A personal check is a slip of paper that allows you to make payments from your bank account to companies or individuals. You can use it to reimburse a friend, pay your gardener or buy groceries. Unlike an official bank check or a teller's check, there's no guarantee to the recipient when you write it that the money is in your account. The payment doesn't come out of your account immediately, as it would if you paid using a debit card. Instead, the check must be presented, processed and accepted.
Features of a Check
The essential features of a personal check identify the check writer and the bank. A check typically contains your name and address and the name of the issuing bank, often with the address and phone number. A personal check also includes:
- the date
- the payee's name after "Pay to the order of"
- the amount written numerically
- the amount written out in words
- additional information on the "Memo" line, if desired
- the signature of the account holder
- along the bottom, the numbers necessary for processing -- the bank routing number, account number and check number
You can order checks from your bank or online. You typically record the payment information in small register book, but you can also order checks that make carbon copies.
Some checks never arrive at the bank in paper form at all because the person receiving them deposits them via smartphone. In other cases, a retailer converts them to e-checks at the cash register.

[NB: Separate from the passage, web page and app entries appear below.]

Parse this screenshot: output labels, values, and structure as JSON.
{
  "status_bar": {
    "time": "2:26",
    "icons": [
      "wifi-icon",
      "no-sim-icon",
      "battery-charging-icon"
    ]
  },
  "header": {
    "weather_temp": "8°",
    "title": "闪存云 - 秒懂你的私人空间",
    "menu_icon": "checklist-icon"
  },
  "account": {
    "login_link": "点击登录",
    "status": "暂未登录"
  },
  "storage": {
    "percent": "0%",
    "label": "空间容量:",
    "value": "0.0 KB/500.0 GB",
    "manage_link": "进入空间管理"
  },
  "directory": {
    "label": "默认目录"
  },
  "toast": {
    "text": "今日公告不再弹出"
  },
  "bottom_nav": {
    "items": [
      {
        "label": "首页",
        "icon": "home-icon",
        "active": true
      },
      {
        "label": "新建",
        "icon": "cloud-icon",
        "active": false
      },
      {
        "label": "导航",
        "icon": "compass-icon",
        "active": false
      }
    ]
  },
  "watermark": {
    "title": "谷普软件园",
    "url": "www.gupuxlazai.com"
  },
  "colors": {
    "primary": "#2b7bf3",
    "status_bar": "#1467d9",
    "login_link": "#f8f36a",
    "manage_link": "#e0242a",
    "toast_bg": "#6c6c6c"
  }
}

Almost all checks are now cleared electronically, so it's risky to write a check today and deposit the money for it two days later. The entire process often takes less than one day, according to Bankrate.
Paper to Digital
When paper checks are presented at a bank, the bank sorts them by machine and codes the payment amount electronically. Machines create digital files containing all information on the check, enabling digital processing. Paper checks usually are shredded within months.
Processing at One Bank
If the person writing the check and the recipient have the same bank, the check is called an "on-us" check. The institution simply takes the money out of the issuer's account and credits it to the other party.
When two banks are involved, the check goes to a clearinghouse, such as a Federal Reserve Bank branch or a large commercial bank. If there's enough money in the account and no stop-payment order exists, the check clears. The money comes out of the issuer's account and flows into the recipient's account. If there's a problem, the clearinghouse informs the bank that accepted the check that it's bad. The bank then informs the customer who presented it. If the reason is insufficient funds, it's called a check that bounced.
As protection against fraud, many businesses require identification before accepting checks, or only take checks from customers living within a certain radius.